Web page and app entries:
● ● ●

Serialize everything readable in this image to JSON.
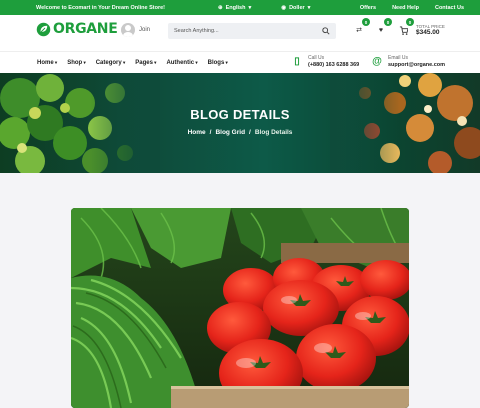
{
  "topbar": {
    "welcome": "Welcome to Ecomart in Your Dream Online Store!",
    "language": "English",
    "currency": "Doller",
    "links": [
      "Offers",
      "Need Help",
      "Contact Us"
    ]
  },
  "header": {
    "logo": "ORGANE",
    "join": "Join",
    "search_placeholder": "Search Anything...",
    "compare_count": "0",
    "wishlist_count": "0",
    "cart_count": "0",
    "total_label": "TOTAL PRICE",
    "total_value": "$345.00"
  },
  "nav": {
    "items": [
      "Home",
      "Shop",
      "Category",
      "Pages",
      "Authentic",
      "Blogs"
    ],
    "call_label": "Call Us",
    "call_value": "(+880) 163 6288 369",
    "email_label": "Email Us",
    "email_value": "support@organe.com"
  },
  "hero": {
    "title": "BLOG DETAILS",
    "breadcrumb": [
      "Home",
      "Blog Grid",
      "Blog Details"
    ]
  },
  "colors": {
    "brand": "#1e9e3c",
    "hero_bg": "#0e4b3a",
    "page_bg": "#f4f4f7"
  },
  "icons": [
    "leaf-logo-icon",
    "globe-icon",
    "currency-icon",
    "user-avatar-icon",
    "search-icon",
    "compare-icon",
    "heart-icon",
    "cart-icon",
    "phone-icon",
    "email-icon"
  ]
}
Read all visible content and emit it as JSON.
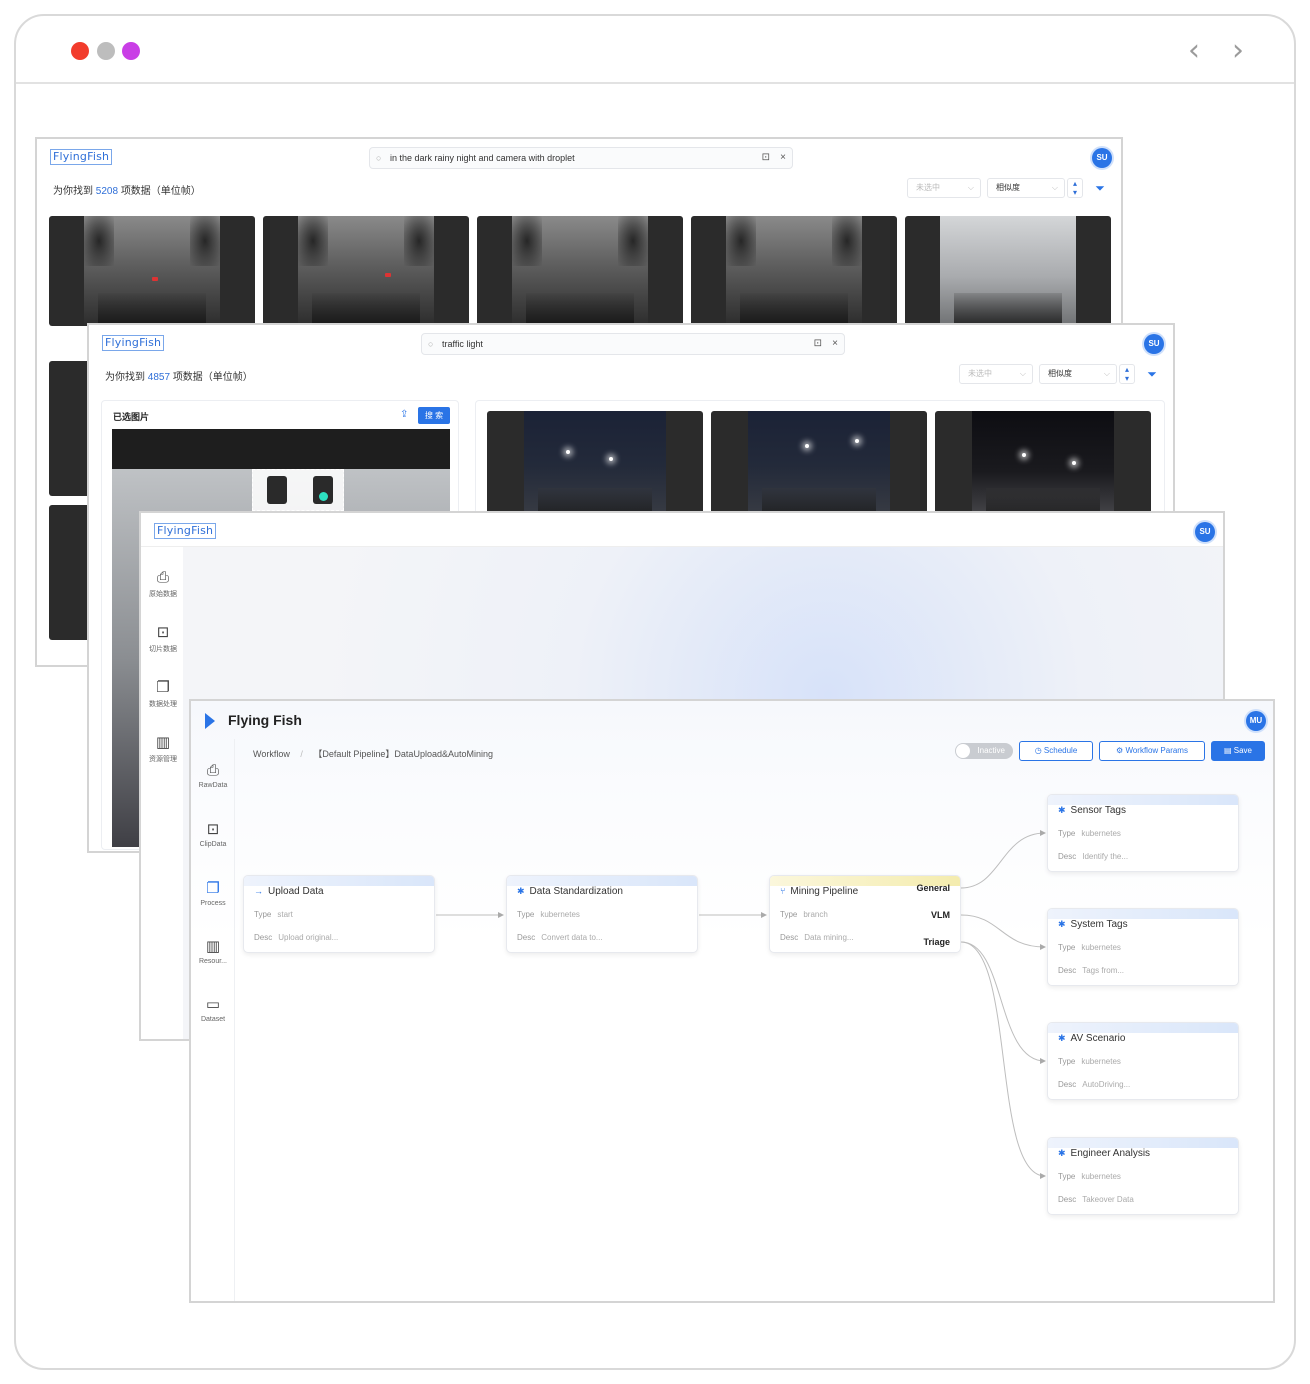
{
  "window1": {
    "logo": "FlyingFish",
    "query": "in the dark rainy night and camera with droplet",
    "result_prefix": "为你找到",
    "result_count": "5208",
    "result_suffix": "项数据（单位帧）",
    "filter_placeholder": "未选中",
    "sort_label": "相似度",
    "avatar": "SU"
  },
  "window2": {
    "logo": "FlyingFish",
    "query": "traffic light",
    "result_prefix": "为你找到",
    "result_count": "4857",
    "result_suffix": "项数据（单位帧）",
    "filter_placeholder": "未选中",
    "sort_label": "相似度",
    "avatar": "SU",
    "selected_image_title": "已选图片",
    "search_button": "搜 索"
  },
  "window3": {
    "logo": "FlyingFish",
    "avatar": "SU",
    "sidebar": [
      {
        "label": "原始数据",
        "icon": "printer-icon"
      },
      {
        "label": "切片数据",
        "icon": "image-search-icon"
      },
      {
        "label": "数据处理",
        "icon": "copy-icon"
      },
      {
        "label": "资源管理",
        "icon": "chart-icon"
      }
    ]
  },
  "window4": {
    "logo": "Flying Fish",
    "avatar": "MU",
    "breadcrumb": [
      "Workflow",
      "【Default Pipeline】DataUpload&AutoMining"
    ],
    "toggle_label": "Inactive",
    "buttons": {
      "schedule": "Schedule",
      "params": "Workflow Params",
      "save": "Save"
    },
    "sidebar": [
      {
        "label": "RawData",
        "icon": "printer-icon"
      },
      {
        "label": "ClipData",
        "icon": "image-search-icon"
      },
      {
        "label": "Process",
        "icon": "copy-icon"
      },
      {
        "label": "Resour...",
        "icon": "chart-icon"
      },
      {
        "label": "Dataset",
        "icon": "folder-icon"
      }
    ],
    "nodes": [
      {
        "title": "Upload Data",
        "type": "start",
        "desc": "Upload original...",
        "type_label": "Type",
        "desc_label": "Desc"
      },
      {
        "title": "Data Standardization",
        "type": "kubernetes",
        "desc": "Convert data to...",
        "type_label": "Type",
        "desc_label": "Desc"
      },
      {
        "title": "Mining Pipeline",
        "type": "branch",
        "desc": "Data mining...",
        "type_label": "Type",
        "desc_label": "Desc"
      },
      {
        "title": "Sensor Tags",
        "type": "kubernetes",
        "desc": "Identify the...",
        "type_label": "Type",
        "desc_label": "Desc"
      },
      {
        "title": "System Tags",
        "type": "kubernetes",
        "desc": "Tags from...",
        "type_label": "Type",
        "desc_label": "Desc"
      },
      {
        "title": "AV Scenario",
        "type": "kubernetes",
        "desc": "AutoDriving...",
        "type_label": "Type",
        "desc_label": "Desc"
      },
      {
        "title": "Engineer Analysis",
        "type": "kubernetes",
        "desc": "Takeover Data",
        "type_label": "Type",
        "desc_label": "Desc"
      }
    ],
    "branch_ports": [
      "General",
      "VLM",
      "Triage"
    ]
  },
  "colors": {
    "accent": "#2a74e6",
    "branch": "#f4ecae"
  }
}
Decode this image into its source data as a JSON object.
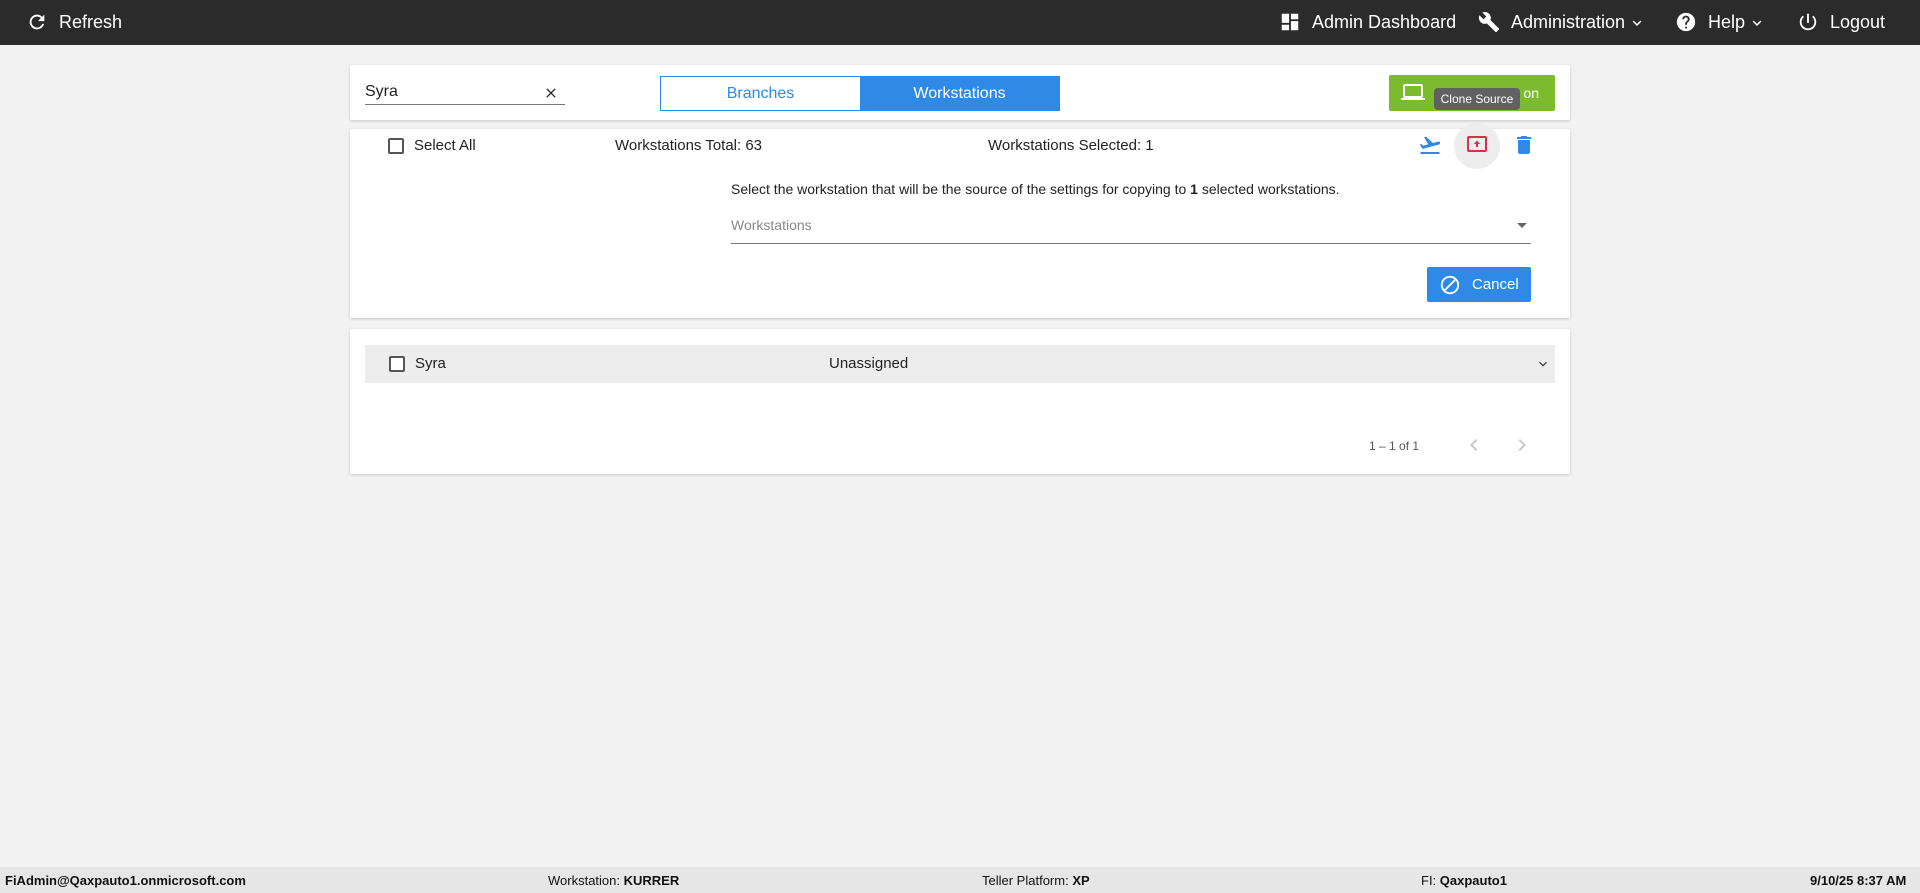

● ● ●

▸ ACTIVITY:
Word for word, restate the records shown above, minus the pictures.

▸ ANSWER:
Serialize everything readable in this image to JSON.
{
  "topbar": {
    "welcome": "Welcome to Ecomart in Your Dream Online Store!",
    "language": "English",
    "currency": "Doller",
    "links": [
      "Offers",
      "Need Help",
      "Contact Us"
    ]
  },
  "header": {
    "logo": "ORGANE",
    "join": "Join",
    "search_placeholder": "Search Anything...",
    "compare_count": "0",
    "wishlist_count": "0",
    "cart_count": "0",
    "total_label": "TOTAL PRICE",
    "total_value": "$345.00"
  },
  "nav": {
    "items": [
      "Home",
      "Shop",
      "Category",
      "Pages",
      "Authentic",
      "Blogs"
    ],
    "call_label": "Call Us",
    "call_value": "(+880) 163 6288 369",
    "email_label": "Email Us",
    "email_value": "support@organe.com"
  },
  "hero": {
    "title": "BLOG DETAILS",
    "breadcrumb": [
      "Home",
      "Blog Grid",
      "Blog Details"
    ]
  },
  "colors": {
    "brand": "#1e9e3c",
    "hero_bg": "#0e4b3a",
    "page_bg": "#f4f4f7"
  },
  "icons": [
    "leaf-logo-icon",
    "globe-icon",
    "currency-icon",
    "user-avatar-icon",
    "search-icon",
    "compare-icon",
    "heart-icon",
    "cart-icon",
    "phone-icon",
    "email-icon"
  ]
}
Read all visible content and emit it as JSON.
{
  "window1": {
    "logo": "FlyingFish",
    "query": "in the dark rainy night and camera with droplet",
    "result_prefix": "为你找到",
    "result_count": "5208",
    "result_suffix": "项数据（单位帧）",
    "filter_placeholder": "未选中",
    "sort_label": "相似度",
    "avatar": "SU"
  },
  "window2": {
    "logo": "FlyingFish",
    "query": "traffic light",
    "result_prefix": "为你找到",
    "result_count": "4857",
    "result_suffix": "项数据（单位帧）",
    "filter_placeholder": "未选中",
    "sort_label": "相似度",
    "avatar": "SU",
    "selected_image_title": "已选图片",
    "search_button": "搜 索"
  },
  "window3": {
    "logo": "FlyingFish",
    "avatar": "SU",
    "sidebar": [
      {
        "label": "原始数据",
        "icon": "printer-icon"
      },
      {
        "label": "切片数据",
        "icon": "image-search-icon"
      },
      {
        "label": "数据处理",
        "icon": "copy-icon"
      },
      {
        "label": "资源管理",
        "icon": "chart-icon"
      }
    ]
  },
  "window4": {
    "logo": "Flying Fish",
    "avatar": "MU",
    "breadcrumb": [
      "Workflow",
      "【Default Pipeline】DataUpload&AutoMining"
    ],
    "toggle_label": "Inactive",
    "buttons": {
      "schedule": "Schedule",
      "params": "Workflow Params",
      "save": "Save"
    },
    "sidebar": [
      {
        "label": "RawData",
        "icon": "printer-icon"
      },
      {
        "label": "ClipData",
        "icon": "image-search-icon"
      },
      {
        "label": "Process",
        "icon": "copy-icon"
      },
      {
        "label": "Resour...",
        "icon": "chart-icon"
      },
      {
        "label": "Dataset",
        "icon": "folder-icon"
      }
    ],
    "nodes": [
      {
        "title": "Upload Data",
        "type": "start",
        "desc": "Upload original...",
        "type_label": "Type",
        "desc_label": "Desc"
      },
      {
        "title": "Data Standardization",
        "type": "kubernetes",
        "desc": "Convert data to...",
        "type_label": "Type",
        "desc_label": "Desc"
      },
      {
        "title": "Mining Pipeline",
        "type": "branch",
        "desc": "Data mining...",
        "type_label": "Type",
        "desc_label": "Desc"
      },
      {
        "title": "Sensor Tags",
        "type": "kubernetes",
        "desc": "Identify the...",
        "type_label": "Type",
        "desc_label": "Desc"
      },
      {
        "title": "System Tags",
        "type": "kubernetes",
        "desc": "Tags from...",
        "type_label": "Type",
        "desc_label": "Desc"
      },
      {
        "title": "AV Scenario",
        "type": "kubernetes",
        "desc": "AutoDriving...",
        "type_label": "Type",
        "desc_label": "Desc"
      },
      {
        "title": "Engineer Analysis",
        "type": "kubernetes",
        "desc": "Takeover Data",
        "type_label": "Type",
        "desc_label": "Desc"
      }
    ],
    "branch_ports": [
      "General",
      "VLM",
      "Triage"
    ]
  },
  "colors": {
    "accent": "#2a74e6",
    "branch": "#f4ecae"
  }
}
Decode this image into its source data as a JSON object.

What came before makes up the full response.